That the war ends up claiming all innocence (except for Masha who just kind of disappears from the movie) with scars and death is the ultimate tragedy. Come and See by Elem Klimov, an ensuing Soviet film heavily inspired by Ivan’s Childhood, took a similar course, showing the effects of war on youth, but while the later film obviously took the stand that the fight overall was just, this one never does. It feels like it’s all a waste, like the Soviet people were fighting for nothing in the end. Considering that Tarkovsky would eventually leave the Soviet Union a few decades later to never return because of artistic financing and freedom issues, it might point to an underlying reality to Tarkovsky that the Soviet Union itself was never worth fighting for.

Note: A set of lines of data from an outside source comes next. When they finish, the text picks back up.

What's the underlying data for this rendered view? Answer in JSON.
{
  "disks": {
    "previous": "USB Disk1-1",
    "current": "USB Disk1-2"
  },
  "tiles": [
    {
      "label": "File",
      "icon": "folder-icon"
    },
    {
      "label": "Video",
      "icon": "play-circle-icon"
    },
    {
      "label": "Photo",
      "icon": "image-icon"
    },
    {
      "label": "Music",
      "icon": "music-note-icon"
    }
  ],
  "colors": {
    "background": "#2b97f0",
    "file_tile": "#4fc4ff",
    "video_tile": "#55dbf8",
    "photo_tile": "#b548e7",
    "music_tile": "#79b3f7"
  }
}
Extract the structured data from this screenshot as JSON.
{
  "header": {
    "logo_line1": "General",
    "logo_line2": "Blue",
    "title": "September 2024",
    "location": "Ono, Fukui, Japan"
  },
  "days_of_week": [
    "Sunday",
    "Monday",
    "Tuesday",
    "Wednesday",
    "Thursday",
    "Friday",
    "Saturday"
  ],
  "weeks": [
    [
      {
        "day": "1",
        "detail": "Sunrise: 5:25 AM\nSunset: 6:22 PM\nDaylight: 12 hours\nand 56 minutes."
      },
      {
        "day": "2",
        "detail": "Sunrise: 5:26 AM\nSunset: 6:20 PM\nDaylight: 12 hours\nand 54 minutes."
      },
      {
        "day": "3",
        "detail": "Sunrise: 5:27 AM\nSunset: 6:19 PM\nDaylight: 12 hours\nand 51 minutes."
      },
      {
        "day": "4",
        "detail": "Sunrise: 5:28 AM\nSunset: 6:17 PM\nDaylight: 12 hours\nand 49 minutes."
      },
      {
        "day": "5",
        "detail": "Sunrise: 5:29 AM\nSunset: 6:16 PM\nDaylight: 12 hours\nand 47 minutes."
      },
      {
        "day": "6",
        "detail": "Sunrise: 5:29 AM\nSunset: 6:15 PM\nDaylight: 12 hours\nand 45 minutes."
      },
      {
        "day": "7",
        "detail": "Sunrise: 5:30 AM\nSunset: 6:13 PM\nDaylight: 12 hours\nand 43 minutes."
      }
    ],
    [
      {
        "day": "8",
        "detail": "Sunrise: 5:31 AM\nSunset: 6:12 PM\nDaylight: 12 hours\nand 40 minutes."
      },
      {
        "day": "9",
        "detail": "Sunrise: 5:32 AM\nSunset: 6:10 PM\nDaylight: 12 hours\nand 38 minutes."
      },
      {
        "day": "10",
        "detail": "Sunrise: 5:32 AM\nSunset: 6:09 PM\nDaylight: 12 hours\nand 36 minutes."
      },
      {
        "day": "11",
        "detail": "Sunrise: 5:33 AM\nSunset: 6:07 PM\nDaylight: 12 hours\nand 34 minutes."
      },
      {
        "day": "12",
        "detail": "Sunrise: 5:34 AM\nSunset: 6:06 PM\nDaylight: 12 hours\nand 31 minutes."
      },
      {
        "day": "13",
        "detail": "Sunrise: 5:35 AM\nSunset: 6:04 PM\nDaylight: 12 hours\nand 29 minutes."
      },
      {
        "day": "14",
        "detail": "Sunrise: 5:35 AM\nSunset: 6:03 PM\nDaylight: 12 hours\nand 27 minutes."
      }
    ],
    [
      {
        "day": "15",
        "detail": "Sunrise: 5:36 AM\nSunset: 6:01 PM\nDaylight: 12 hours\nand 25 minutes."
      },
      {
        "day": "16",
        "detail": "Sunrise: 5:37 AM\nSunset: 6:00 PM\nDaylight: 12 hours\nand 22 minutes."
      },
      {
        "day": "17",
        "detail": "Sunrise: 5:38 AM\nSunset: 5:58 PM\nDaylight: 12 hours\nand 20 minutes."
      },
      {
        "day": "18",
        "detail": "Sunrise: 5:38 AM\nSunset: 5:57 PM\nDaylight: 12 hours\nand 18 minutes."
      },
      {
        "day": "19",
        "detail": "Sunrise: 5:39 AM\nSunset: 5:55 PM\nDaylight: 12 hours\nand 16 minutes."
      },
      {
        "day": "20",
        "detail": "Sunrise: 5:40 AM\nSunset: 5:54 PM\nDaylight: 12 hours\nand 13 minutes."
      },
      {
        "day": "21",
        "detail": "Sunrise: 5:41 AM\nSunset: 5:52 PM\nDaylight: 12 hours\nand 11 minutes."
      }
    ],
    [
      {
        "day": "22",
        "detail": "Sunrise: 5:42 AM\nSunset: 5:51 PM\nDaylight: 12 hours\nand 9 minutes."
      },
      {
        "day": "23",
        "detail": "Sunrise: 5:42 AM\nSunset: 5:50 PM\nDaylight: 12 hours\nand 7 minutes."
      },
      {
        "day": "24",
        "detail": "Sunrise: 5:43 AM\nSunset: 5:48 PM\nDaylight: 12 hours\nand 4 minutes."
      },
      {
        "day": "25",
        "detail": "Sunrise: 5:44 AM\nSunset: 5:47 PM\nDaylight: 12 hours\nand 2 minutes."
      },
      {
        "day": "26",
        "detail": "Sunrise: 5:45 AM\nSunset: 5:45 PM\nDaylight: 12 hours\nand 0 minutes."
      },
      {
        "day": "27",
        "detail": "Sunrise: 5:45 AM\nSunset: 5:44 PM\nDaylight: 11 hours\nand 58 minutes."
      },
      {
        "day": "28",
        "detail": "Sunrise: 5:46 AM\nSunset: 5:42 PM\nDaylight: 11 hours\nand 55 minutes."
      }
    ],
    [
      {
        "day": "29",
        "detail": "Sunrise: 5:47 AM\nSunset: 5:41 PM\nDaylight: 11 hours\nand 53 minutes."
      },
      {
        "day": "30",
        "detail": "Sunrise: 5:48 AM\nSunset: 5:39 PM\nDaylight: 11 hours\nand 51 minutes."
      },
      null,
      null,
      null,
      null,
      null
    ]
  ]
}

A major reason this movie is remembered is its visuals, and they are richly deserving of praise. From the use of handheld cameras heavily influenced by the work of cinematographer Sergey Urusevsky in The Cranes are Flying by Mikhail Kalatozov to the use of inverted photography in one of the dream sequences to really stark compositions like in Ashes and Diamonds by Andrzej Wajda, the movie endeavors to be endlessly interesting to look at. The most visually striking elements overall are the use of strong exterior lights in interior spaces, creating beautiful streaks of light that illuminate the action inside, and the use of the forest in the scene between Masha and Kholin. The camera follows the two at eye level until Kholin holds Masha up over a small ravine where the camera descends into the ravine. When Kholin lets Masha stand on the other side after a stolen kiss, the camera returns to ground level and follows the action yet again. It’s a wonderful move that just happens to occur in a scene that wish had been integrated into the overall picture a bit more.
Ivan’s Childhood is a good film from a great filmmaker, his first that shows real promise for his future. Oddly enough for his shortest feature film, I just think it’s the one with the biggest problem with focus. What’s there is never bad, not even close, but I just wish that it all flowed together more seamlessly.